They also found that platforms benefit from sponsoring temporary gatherings, like hackathons.

Developers who attended a hackathon sponsored by a particular platform were 20.4% more likely to adopt that platform in the following year, compared to developers who either did not attend any hackathon or attended one without a sponsor.

Part of the reason for the findings is that developers at hackathons exert social influence on each other, both during organized hackathon events like competitions and workshops, as well as informal ones including ping pong tournaments or nights playing video games.

“The social interaction and seeing their peers be successful with the tools and what’s fashionable impacts the tools they decide to adopt,” says Fang. “For developers trying to figure out what technology to adopt in a world with imperfect information and uncertainty, having a gathering can be a beacon.”

Interviews with hackathon organizers, sponsors and developers in the U.S. and Canada backed up the researchers’ findings.

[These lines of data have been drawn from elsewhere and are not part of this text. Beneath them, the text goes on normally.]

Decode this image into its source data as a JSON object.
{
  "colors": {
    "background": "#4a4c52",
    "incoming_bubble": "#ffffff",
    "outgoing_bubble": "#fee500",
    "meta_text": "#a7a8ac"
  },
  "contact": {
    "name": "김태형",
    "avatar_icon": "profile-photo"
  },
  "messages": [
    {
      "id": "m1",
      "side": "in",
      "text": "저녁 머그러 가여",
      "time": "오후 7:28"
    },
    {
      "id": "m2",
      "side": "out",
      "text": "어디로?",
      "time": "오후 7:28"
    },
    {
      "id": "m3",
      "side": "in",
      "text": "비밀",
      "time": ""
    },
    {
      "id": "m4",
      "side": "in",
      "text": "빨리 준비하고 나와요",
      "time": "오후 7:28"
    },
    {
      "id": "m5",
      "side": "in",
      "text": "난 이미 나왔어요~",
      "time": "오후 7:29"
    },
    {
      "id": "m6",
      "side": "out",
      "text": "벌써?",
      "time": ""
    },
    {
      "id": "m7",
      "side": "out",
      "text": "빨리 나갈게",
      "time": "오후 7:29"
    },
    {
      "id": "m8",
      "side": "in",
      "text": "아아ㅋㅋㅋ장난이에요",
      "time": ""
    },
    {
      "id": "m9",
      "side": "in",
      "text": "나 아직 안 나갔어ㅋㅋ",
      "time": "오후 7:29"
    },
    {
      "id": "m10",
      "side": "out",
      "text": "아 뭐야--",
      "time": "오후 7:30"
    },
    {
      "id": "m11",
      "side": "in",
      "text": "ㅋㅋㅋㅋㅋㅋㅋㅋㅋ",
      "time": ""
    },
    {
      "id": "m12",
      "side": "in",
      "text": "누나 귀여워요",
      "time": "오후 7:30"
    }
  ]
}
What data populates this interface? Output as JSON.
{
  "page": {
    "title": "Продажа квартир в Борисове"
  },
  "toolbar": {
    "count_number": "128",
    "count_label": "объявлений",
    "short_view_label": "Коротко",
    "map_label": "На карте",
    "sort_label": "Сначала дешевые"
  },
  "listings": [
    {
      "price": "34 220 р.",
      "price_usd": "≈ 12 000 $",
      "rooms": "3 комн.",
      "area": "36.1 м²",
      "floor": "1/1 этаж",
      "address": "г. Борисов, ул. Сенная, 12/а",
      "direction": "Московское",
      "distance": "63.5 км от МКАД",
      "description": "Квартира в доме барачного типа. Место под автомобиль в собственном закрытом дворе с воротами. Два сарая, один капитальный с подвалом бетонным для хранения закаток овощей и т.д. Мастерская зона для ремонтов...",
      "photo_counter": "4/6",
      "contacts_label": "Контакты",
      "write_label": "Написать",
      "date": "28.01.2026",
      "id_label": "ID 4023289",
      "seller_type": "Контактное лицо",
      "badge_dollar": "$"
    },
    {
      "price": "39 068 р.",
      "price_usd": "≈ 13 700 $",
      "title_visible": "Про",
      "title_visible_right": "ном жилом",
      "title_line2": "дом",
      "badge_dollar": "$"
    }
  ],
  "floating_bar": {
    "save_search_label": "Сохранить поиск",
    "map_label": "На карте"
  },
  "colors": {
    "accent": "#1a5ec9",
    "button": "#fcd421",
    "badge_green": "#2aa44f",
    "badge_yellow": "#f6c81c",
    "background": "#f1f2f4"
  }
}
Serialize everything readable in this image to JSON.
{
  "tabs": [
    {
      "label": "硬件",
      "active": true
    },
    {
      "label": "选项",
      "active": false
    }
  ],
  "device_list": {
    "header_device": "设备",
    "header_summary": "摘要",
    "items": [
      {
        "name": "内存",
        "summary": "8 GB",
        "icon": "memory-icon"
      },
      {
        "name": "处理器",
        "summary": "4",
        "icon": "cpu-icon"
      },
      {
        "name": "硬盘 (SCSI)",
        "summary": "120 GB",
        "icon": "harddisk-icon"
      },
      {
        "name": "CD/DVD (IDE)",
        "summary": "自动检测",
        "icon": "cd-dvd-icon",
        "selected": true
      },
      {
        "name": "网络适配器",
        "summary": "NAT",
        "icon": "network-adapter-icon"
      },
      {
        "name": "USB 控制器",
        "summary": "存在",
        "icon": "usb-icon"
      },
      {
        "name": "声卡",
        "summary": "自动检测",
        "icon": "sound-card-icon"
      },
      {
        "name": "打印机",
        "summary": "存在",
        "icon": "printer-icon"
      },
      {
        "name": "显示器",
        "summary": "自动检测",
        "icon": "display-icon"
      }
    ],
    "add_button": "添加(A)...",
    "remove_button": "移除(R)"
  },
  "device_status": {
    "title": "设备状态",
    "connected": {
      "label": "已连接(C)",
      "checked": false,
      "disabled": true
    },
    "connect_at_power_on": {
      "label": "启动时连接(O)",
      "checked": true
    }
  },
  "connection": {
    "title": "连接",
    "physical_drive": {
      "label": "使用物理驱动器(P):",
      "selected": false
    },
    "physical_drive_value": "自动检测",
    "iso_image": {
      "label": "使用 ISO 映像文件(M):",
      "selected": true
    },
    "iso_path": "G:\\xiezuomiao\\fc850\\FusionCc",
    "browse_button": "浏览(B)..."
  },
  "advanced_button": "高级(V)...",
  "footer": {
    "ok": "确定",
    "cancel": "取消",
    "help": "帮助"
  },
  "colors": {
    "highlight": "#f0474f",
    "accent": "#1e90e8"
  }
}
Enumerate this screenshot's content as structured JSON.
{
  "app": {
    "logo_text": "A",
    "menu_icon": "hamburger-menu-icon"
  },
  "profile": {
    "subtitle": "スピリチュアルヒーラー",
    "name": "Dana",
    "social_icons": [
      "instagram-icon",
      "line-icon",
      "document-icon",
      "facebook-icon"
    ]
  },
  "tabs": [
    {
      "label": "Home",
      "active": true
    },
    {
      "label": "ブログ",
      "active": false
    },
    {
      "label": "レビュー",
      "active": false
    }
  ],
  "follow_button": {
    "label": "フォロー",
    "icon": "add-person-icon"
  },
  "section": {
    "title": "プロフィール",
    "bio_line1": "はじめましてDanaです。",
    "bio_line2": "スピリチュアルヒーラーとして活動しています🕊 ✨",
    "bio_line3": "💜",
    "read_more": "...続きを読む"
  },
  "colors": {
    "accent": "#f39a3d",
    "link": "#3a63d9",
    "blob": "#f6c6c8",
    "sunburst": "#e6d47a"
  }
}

Interviewees shared how they learned from their interactions with fellow developers during hackathons.

“When I’m walking around, it becomes noticeable what technologies people are using,” said a veteran of 15 hackathons. Another noted that if more people use a certain application programming interface, “it’s lower risk because it will be usable.” They added, “Most people just follow others.”

The study has implications for both developers and software platform companies alike. Results suggest hackathons can be a valuable venue for developers, not only to pick up new skills, but also to help them identify which platforms to use in the first place. For software companies, the lesson is simple: Sponsoring hackathons can be good for business.

Future research could look at how other types of events like conferences, tournaments and world’s fairs might impact how people end up adopting technologies, especially emerging ones, Fang says. For example, a company like OpenAI could use these types of in-person events to garner support and build momentum for its products.

“Companies that may have taken a step back during Covid should reevaluate in-person events to get people excited and regain momentum for their platforms,” Fang says. “The take-home message is, go out there and sponsor these events.”

This article originally ran on Rice Business Wisdom. For more, see Fang, et al. “Platform diffusion at temporary gatherings: Social coordination and ecosystem emergence.” Strategic Management Journal 42.2 (2021): 233-272. https://doi.org/10.1002/smj.3230.